◆ **Aim of the exercise**: Go through the records, and copy each line in which the string "Efficiency" is present.
Information START
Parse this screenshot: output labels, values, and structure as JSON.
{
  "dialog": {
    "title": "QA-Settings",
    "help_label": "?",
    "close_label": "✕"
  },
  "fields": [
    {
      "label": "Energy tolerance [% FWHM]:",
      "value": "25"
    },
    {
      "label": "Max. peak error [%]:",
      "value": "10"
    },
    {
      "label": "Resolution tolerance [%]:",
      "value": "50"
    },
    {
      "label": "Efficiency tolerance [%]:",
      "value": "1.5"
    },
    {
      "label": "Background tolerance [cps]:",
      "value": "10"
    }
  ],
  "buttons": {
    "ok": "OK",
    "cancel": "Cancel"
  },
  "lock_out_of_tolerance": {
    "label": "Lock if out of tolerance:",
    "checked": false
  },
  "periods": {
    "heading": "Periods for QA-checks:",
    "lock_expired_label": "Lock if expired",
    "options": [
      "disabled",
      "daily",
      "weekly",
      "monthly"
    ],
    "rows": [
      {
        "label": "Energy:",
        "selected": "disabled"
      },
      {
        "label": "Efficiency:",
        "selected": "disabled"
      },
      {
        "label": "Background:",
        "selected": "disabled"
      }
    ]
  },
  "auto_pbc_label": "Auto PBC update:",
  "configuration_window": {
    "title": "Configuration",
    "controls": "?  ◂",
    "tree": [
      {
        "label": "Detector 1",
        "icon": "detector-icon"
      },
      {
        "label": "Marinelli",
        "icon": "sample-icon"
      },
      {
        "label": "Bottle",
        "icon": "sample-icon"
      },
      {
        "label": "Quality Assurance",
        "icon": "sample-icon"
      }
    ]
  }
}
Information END
◆ **Written reply**:
      "label": "Efficiency tolerance [%]:",
        "label": "Efficiency:",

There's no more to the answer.